(Data to use)

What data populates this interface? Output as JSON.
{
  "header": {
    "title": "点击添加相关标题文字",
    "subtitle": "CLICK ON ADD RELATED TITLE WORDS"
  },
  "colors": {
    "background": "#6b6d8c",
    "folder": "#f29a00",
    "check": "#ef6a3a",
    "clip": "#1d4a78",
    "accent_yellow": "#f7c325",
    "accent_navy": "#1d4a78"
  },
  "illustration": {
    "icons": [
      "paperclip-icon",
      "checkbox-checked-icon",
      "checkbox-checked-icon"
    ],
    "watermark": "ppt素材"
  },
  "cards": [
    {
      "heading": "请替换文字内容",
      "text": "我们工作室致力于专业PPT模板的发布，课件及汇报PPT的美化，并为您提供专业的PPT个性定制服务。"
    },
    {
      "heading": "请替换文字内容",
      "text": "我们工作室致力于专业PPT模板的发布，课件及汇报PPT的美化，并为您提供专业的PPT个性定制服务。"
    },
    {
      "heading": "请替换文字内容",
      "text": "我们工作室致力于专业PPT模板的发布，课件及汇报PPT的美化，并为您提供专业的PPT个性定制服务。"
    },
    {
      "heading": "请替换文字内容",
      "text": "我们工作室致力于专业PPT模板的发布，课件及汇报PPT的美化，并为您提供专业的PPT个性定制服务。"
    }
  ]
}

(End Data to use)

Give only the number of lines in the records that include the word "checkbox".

**Answer to the exercise:** 2